Mitchell: This was the best set of the weekend. Stephanie, terribly sorry that you had to ship back out to Brooklyn at the end of Madaila’s set. D-Steve put on one hell of a show. Having seen them several times before, musically, I knew what to expect. But the combination of a beautiful sunset and an apparently slippery stage launched Steve’s set to the next level. The sound was loud and raucous; the crowd even more so. Everyone danced throughout the set, fueled by their Milagro tequila Palomas and Otter Creek Fresh Slices. Their set concluded with a medley of instrumental classic rock tunes like The Who’s “My Generation.” Delicate Steve is a must see live show.
Stephanie: I may never get over the fact that I missed this show. D-Steve is a true VT homie.
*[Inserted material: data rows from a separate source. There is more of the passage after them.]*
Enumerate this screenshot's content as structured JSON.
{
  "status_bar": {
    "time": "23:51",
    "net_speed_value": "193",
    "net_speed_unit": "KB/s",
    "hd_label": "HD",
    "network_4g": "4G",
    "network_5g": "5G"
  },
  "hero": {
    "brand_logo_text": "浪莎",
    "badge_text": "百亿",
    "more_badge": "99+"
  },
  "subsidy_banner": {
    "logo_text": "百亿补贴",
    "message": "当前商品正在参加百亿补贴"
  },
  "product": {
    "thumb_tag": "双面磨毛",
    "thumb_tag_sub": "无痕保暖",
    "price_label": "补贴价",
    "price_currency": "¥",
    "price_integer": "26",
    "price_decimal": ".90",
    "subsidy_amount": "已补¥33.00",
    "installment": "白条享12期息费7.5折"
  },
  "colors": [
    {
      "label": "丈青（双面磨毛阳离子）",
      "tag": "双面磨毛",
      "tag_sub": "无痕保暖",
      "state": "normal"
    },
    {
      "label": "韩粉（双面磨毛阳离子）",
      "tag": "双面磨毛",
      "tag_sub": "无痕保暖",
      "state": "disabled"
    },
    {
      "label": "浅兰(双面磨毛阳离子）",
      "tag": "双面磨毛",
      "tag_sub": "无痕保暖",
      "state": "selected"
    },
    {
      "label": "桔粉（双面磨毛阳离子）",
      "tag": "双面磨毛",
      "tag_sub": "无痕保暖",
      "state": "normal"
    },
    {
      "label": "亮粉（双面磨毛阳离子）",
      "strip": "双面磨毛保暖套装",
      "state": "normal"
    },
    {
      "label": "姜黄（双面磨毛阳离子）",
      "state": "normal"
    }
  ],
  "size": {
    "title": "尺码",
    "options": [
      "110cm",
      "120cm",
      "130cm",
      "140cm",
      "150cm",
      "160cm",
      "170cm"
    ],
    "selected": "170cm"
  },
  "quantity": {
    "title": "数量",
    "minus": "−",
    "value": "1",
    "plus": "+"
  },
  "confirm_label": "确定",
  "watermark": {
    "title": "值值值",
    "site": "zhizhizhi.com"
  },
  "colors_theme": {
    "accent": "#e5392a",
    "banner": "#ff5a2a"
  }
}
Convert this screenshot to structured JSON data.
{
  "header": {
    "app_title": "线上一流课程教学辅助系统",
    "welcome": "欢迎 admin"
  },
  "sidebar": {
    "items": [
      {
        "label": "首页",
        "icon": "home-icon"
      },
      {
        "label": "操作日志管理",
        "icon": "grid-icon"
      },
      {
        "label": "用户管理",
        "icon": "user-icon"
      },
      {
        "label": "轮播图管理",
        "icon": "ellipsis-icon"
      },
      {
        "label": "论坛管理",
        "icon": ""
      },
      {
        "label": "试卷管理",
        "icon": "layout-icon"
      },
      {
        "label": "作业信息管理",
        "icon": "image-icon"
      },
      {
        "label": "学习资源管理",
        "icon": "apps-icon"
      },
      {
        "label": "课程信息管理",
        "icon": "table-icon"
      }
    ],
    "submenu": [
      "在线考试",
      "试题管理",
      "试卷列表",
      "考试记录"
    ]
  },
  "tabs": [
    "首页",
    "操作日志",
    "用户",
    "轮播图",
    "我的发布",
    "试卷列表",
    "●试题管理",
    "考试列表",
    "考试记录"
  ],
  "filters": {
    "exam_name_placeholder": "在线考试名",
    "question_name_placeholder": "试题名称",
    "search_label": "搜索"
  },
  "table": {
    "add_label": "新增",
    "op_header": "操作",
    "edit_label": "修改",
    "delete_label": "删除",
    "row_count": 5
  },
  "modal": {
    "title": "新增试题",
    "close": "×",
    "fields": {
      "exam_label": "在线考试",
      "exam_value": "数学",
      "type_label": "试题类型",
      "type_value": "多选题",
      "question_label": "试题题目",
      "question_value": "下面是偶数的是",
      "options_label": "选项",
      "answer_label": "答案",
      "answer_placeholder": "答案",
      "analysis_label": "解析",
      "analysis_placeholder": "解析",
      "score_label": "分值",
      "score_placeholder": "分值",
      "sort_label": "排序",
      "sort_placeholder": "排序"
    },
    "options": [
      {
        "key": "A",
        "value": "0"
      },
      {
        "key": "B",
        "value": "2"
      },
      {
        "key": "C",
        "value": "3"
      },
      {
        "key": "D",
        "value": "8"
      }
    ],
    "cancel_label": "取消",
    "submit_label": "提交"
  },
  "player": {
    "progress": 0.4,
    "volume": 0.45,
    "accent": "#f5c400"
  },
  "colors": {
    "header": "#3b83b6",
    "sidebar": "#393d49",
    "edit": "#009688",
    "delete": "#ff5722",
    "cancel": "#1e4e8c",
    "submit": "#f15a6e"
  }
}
Mitchell: Or the fact that we chilled with him for the remainder of the evening.
The Family Night Band (8:00pm – 10:00pm at Misery Loves Company)
Mitchell: After Delicate Steve, I was compelled to walk across the street to catch the Family Night Band at Misery Loves Co. The Family Night Band is sort of a jam band that plays together every monday at ½ Loung in Burlington. They don’t really practice. They just jam, mostly to jazz/funk tunes like Herbie Handcock’s “Watermelon” and Soulives’ “Rudy’s Way.” Eric Maier of Madaila is a regular in this outfit, constantly showing off his studied jazz keyboard licks
Low Cut Connie (10:00pm – 10:45pm at The Monkey House)
Mitchell: I had been looking forward to this band all weekend. These guys don’t mess around. Well actually, they do a lot of messing around– they specialize in loud, gritty, authentic rockabilly. Frontman Adam Weiner holds it down with his tough-guy attitude and his wild stage antics: pointing at random people in the crowd; dancing on his piano; standing on the piano stool. You know the works. They also do a cool swticheroo thing where Daniel Fennemore, a Birmingham, UK native, takes the mic and plays front man role for his tunes. They were the perfect band to close out the festival.
Well, that’s it from us. Thanks for checking out our review of Waking Windows 5. It was a spectacular weekend of music. We couldn’t have had a better time. Maybe next year, you’ll join us!